> **Task goal**
Your job is to return every line in the data holding the string "label".

> **Task material**
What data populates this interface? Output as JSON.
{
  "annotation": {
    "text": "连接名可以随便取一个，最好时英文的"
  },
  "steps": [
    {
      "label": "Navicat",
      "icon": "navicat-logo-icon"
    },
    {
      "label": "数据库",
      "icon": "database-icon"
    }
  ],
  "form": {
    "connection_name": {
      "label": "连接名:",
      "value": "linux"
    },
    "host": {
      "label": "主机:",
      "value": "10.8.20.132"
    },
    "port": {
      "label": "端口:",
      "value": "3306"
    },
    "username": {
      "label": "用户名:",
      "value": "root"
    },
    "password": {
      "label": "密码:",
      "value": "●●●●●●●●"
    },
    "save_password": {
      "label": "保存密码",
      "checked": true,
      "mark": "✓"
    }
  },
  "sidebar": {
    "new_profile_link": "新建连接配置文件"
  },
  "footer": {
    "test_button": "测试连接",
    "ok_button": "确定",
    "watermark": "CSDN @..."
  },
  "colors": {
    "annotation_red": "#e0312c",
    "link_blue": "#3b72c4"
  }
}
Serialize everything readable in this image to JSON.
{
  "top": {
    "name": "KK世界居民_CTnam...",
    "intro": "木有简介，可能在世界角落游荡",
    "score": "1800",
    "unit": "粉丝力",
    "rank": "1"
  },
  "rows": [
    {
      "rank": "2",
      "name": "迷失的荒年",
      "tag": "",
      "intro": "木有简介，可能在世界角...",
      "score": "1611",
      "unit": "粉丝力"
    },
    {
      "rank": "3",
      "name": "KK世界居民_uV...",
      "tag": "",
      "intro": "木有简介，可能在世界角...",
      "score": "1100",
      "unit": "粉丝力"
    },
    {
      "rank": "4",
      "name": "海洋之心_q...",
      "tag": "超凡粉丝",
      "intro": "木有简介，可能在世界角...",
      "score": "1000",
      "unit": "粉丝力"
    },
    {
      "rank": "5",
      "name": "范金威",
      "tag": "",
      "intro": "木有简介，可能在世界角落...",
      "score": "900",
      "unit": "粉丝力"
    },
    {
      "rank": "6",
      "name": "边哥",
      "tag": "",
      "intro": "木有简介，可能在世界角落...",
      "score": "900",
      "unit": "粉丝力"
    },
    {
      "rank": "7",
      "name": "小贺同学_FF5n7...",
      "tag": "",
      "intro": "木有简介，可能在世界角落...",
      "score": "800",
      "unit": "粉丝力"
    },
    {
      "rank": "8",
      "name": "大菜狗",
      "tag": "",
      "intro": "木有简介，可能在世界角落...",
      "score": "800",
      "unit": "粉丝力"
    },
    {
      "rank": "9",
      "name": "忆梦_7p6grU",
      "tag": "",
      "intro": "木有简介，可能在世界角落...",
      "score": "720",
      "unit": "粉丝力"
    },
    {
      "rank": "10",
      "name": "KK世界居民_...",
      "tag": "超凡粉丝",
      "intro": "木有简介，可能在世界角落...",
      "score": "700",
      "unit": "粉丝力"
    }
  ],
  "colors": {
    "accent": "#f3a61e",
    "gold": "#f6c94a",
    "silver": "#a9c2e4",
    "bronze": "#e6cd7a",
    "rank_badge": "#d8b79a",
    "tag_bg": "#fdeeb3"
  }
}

> **Response to this task**
      "label": "Navicat",
      "label": "数据库",
      "label": "连接名:",
      "label": "主机:",
      "label": "端口:",
      "label": "用户名:",
      "label": "密码:",
      "label": "保存密码",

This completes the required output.